Interns Part 1: paid or unpaid?

So you’re thinking about hiring an intern.
But you don’t know if you’re supposed to pay them, what exactly it is they should/can do, and how to find one. You’re not entirely sure how the whole thing works, how it will benefit the organization or if it’s worth it.
You are not alone.
Ask most people to describe an intern and they’ll talk about a young person, some Gen Y, either keen or entitled, often imagined fetching coffee. The reality isn’t quite so Hollywood, and nor should it be. The truth is that interns are as unique in their backgrounds, personality, and competencies as any other employee in your organization. And that’s a first key point; an intern isn’t a young person who is brought on solely to fetch coffee or print papers for free or a small sum. Your new intern will be an employee, a person who can contribute to your organization, and down the road may be one of your best senior employees or even a future client.
This still doesn’t answer those important questions you had from earlier though. To begin with, in this blog, let’s tackle the question or whether to pay an intern or not in the Canadian context.
Unfortunately, there’s no straight easy answer to this question.  It depends largely on the province in which you find yourself.  However, in most cases interns are legally required to be paid unless they fall within two categories, generally determined to be:

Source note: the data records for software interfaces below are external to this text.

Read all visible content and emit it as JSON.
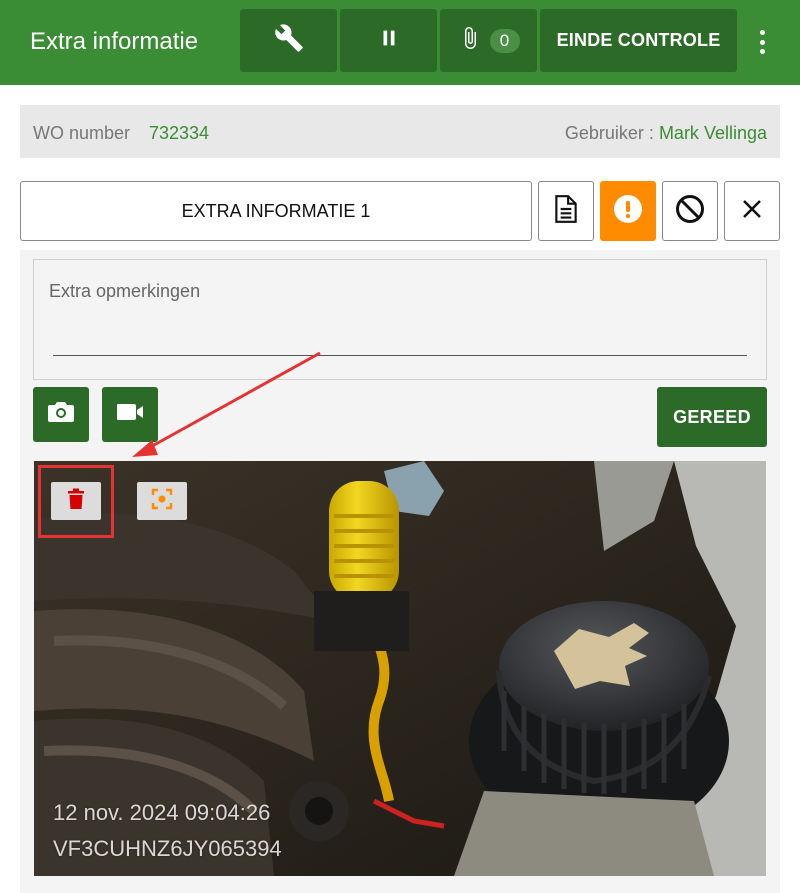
{
  "header": {
    "title": "Extra informatie",
    "attachments_count": "0",
    "end_label": "EINDE CONTROLE",
    "icons": [
      "wrench-icon",
      "pause-icon",
      "paperclip-icon",
      "more-vert-icon"
    ],
    "colors": {
      "bar": "#3a8c35",
      "button": "#2c6a28"
    }
  },
  "info": {
    "wo_label": "WO number",
    "wo_value": "732334",
    "user_label": "Gebruiker : ",
    "user_value": "Mark Vellinga"
  },
  "item": {
    "title": "EXTRA INFORMATIE 1",
    "icons": [
      "document-icon",
      "warning-icon",
      "block-icon",
      "close-icon"
    ],
    "warning_color": "#ff8c00"
  },
  "remarks": {
    "placeholder": "Extra opmerkingen"
  },
  "actions": {
    "done_label": "GEREED",
    "icons": [
      "camera-icon",
      "videocam-icon"
    ]
  },
  "photo": {
    "timestamp": "12 nov. 2024 09:04:26",
    "vin": "VF3CUHNZ6JY065394",
    "icons": [
      "delete-icon",
      "focus-icon"
    ],
    "delete_color": "#d50000",
    "focus_color": "#ff8c00"
  },
  "annotation": {
    "color": "#e53333"
  }
}
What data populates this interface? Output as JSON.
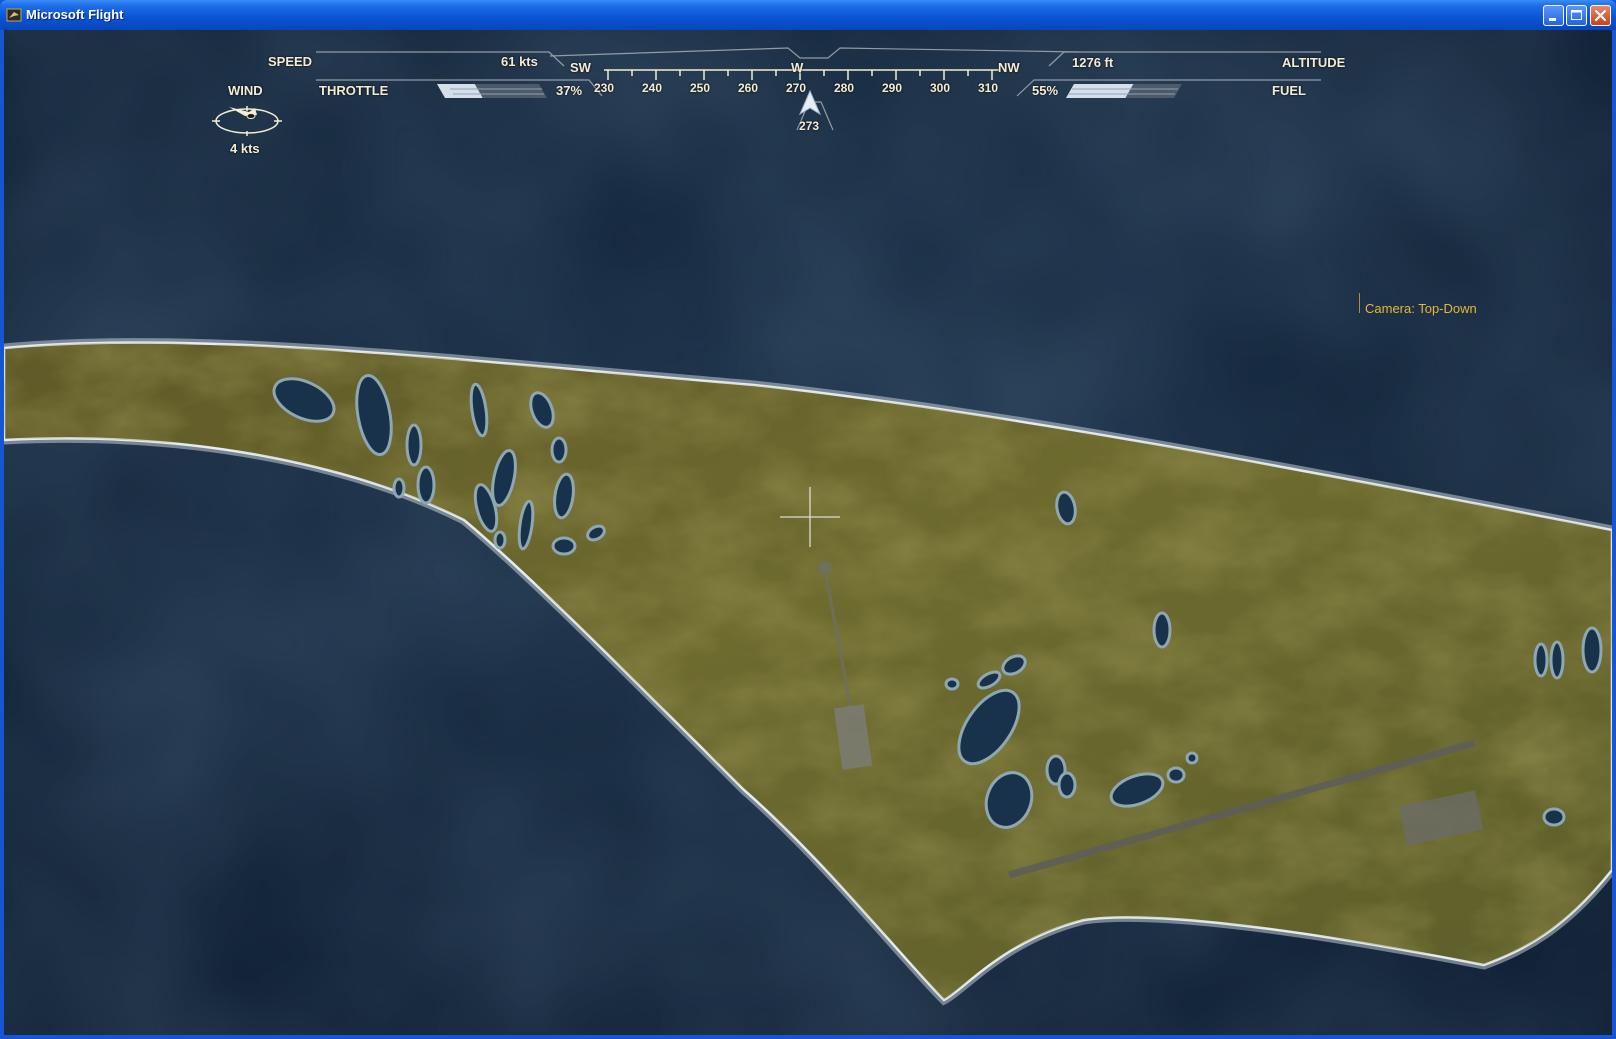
{
  "window": {
    "title": "Microsoft Flight",
    "buttons": {
      "minimize": "minimize-icon",
      "maximize": "maximize-icon",
      "close": "close-icon"
    }
  },
  "hud": {
    "speed": {
      "label": "SPEED",
      "value": "61 kts"
    },
    "altitude": {
      "label": "ALTITUDE",
      "value": "1276 ft"
    },
    "throttle": {
      "label": "THROTTLE",
      "value": "37%",
      "level": 0.37
    },
    "fuel": {
      "label": "FUEL",
      "value": "55%",
      "level": 0.55
    },
    "wind": {
      "label": "WIND",
      "value": "4  kts",
      "icon": "wind-compass-icon"
    },
    "compass": {
      "cardinals": [
        "SW",
        "W",
        "NW"
      ],
      "ticks": [
        "230",
        "240",
        "250",
        "260",
        "270",
        "280",
        "290",
        "300",
        "310"
      ],
      "heading": "273",
      "heading_marker_icon": "heading-arrow-icon"
    },
    "crosshair_icon": "crosshair-icon"
  },
  "camera": {
    "label": "Camera: Top-Down"
  },
  "colors": {
    "hud_text": "#f3edd6",
    "camera_text": "#e8b638",
    "ocean": "#14283f",
    "land": "#6b6a2c",
    "titlebar": "#0a55d8"
  }
}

  • The work they are completing is part of an educational program (often arranged through the University/College) where they are receiving credit for their work.
  • They are participating in training that is part of specific professional or vocational work such as for lawyers, architects, dentistry, etc.

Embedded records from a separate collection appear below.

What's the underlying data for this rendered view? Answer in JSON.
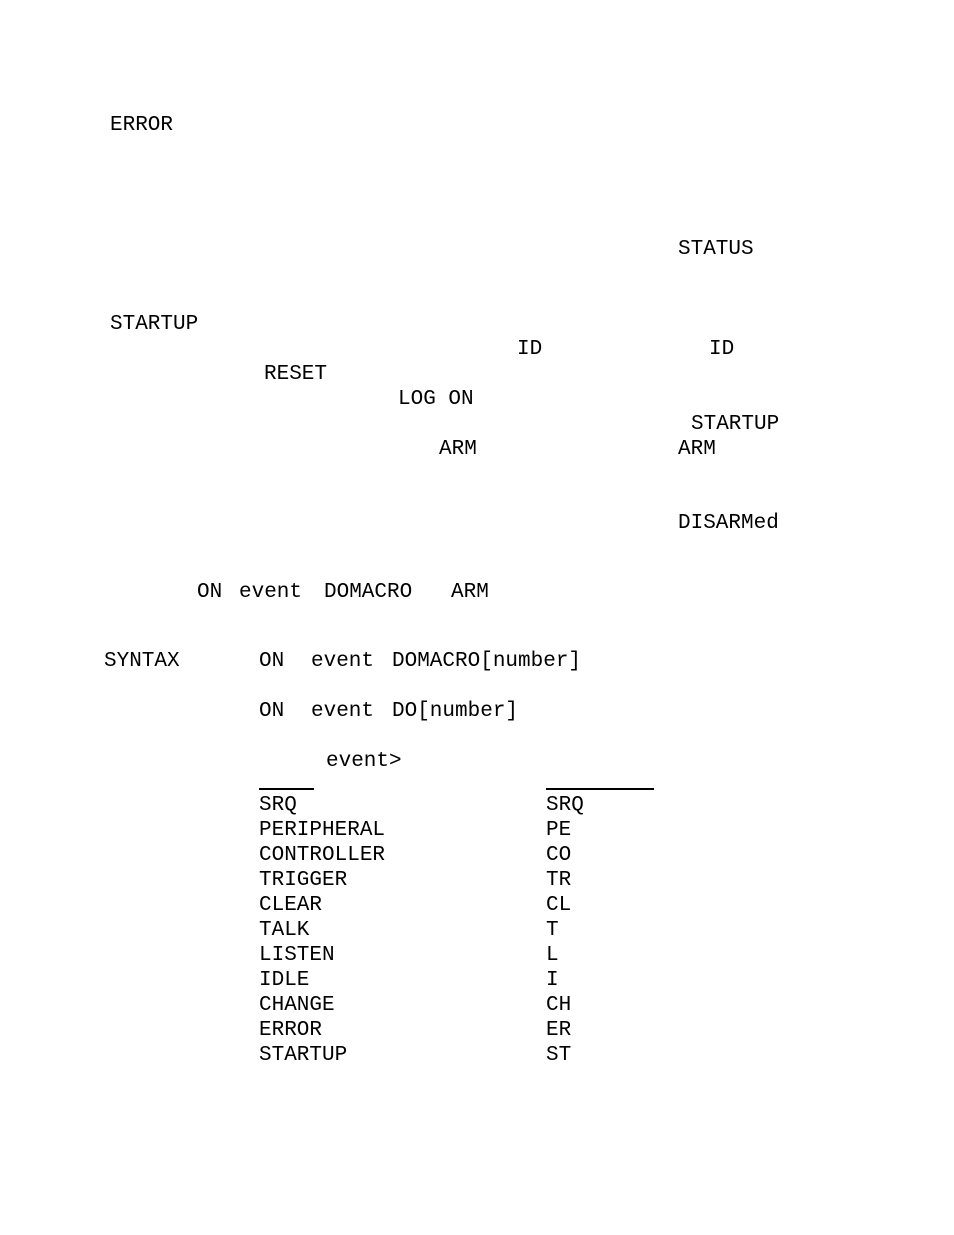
{
  "tokens": {
    "error": "ERROR",
    "status": "STATUS",
    "startup1": "STARTUP",
    "id1": "ID",
    "id2": "ID",
    "reset": "RESET",
    "logon": "LOG ON",
    "startup2": "STARTUP",
    "arm1": "ARM",
    "arm2": "ARM",
    "disarmed": "DISARMed",
    "on1": "ON",
    "event1": "event",
    "domacro1": "DOMACRO",
    "arm3": "ARM",
    "syntax": "SYNTAX",
    "on2": "ON",
    "event2": "event",
    "domacro_num": "DOMACRO[number]",
    "on3": "ON",
    "event3": "event",
    "do_num": "DO[number]",
    "event_gt": "event>"
  },
  "table": {
    "rows": [
      {
        "name": "SRQ",
        "abbrev": "SRQ"
      },
      {
        "name": "PERIPHERAL",
        "abbrev": "PE"
      },
      {
        "name": "CONTROLLER",
        "abbrev": "CO"
      },
      {
        "name": "TRIGGER",
        "abbrev": "TR"
      },
      {
        "name": "CLEAR",
        "abbrev": "CL"
      },
      {
        "name": "TALK",
        "abbrev": "T"
      },
      {
        "name": "LISTEN",
        "abbrev": "L"
      },
      {
        "name": "IDLE",
        "abbrev": "I"
      },
      {
        "name": "CHANGE",
        "abbrev": "CH"
      },
      {
        "name": "ERROR",
        "abbrev": "ER"
      },
      {
        "name": "STARTUP",
        "abbrev": "ST"
      }
    ]
  }
}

Each province is different though, for example:

  1. Quebec’s An Act Respecting LabourStandards allows an internship to be unpaid if it is specifically a role where the intern is a student working for a not-for-profit organization with social or community purposes.
  2. In New Brunswick there are provisions for mandatory minimum wage for most employees, but it is unclear whether interns are considered as employees under the Employment Standards Act.

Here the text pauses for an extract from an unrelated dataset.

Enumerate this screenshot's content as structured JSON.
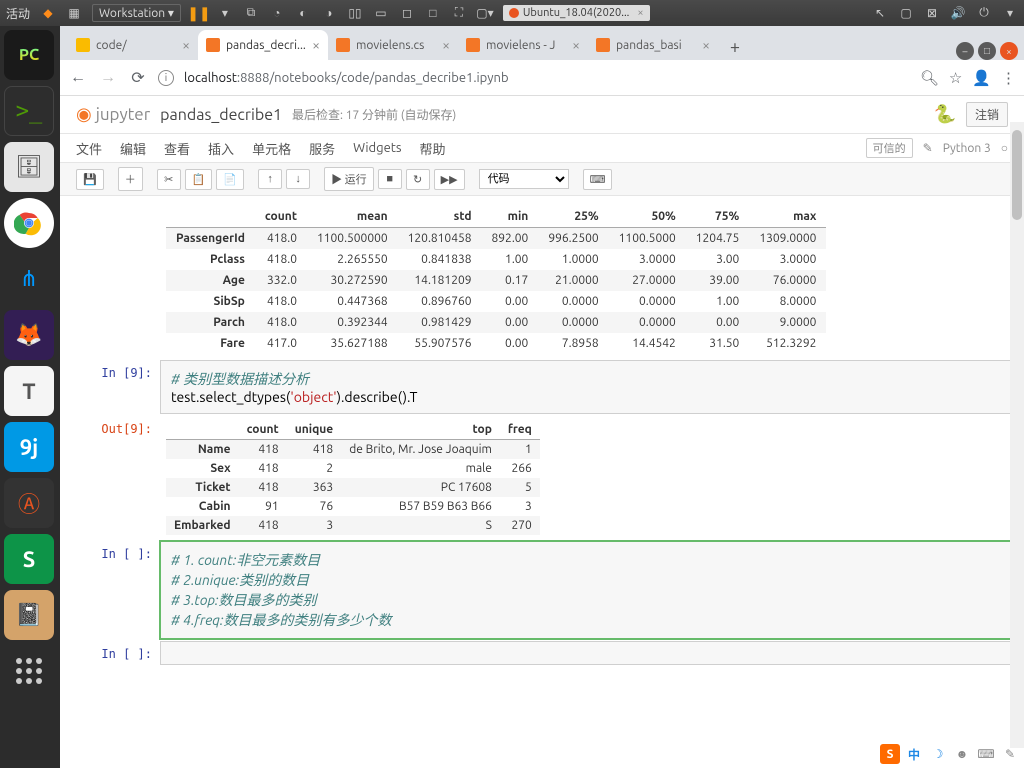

Check out the Canadian Intern Association for a breakdown on the various rules for each province.
In addition, if your organization is federally regulated then you are subject to the Canada Labour Code, rather than provincial legislation. Federally regulated organizations include banks, mobile network operators, broadcasters and airlines.
Overall, it pays to be diligent and seek out counsel if you’re not planning on paying your interns. An article by Christopher Munroe at Gowlings law firm notes that “just because an intern agrees that he or she will not be paid does not mean that the employer is complying with their provincial employment standards. Any such clause in an oral or written contract is null and void if it contravenes the respective law.”
In conclusion, when deciding whether to pay your intern(s) you need to think about the following:

  • Which provincial or federal legislation are you subject to?
  • Will you be organizing your internships through accredited educational institutions?
  • Are your interns completing work that is related to a professional designation?
  • Can you really not afford to at least pay your intern(s) minimum wage for their contributions to your organization?

Most organizations will likely opt to remunerate their interns to some degree for various reasons, including to comply with legislation and to recognize the work being completed by these employees. Of course there are exceptions.  Certain organizations, notably not-for-profits, may operate within alternative frameworks that do not allow for paid internships.
In general though, if you can manage to pay your intern it is likely best to do so. Investing in your employees helps them invest in return. Although internships are normally finite in nature and your intern will likely only be with your organization for a short period of time, their influence and impact may resound long after they are gone.
Check back soon for a blog with tips on how to find and engage the best intern for your organization!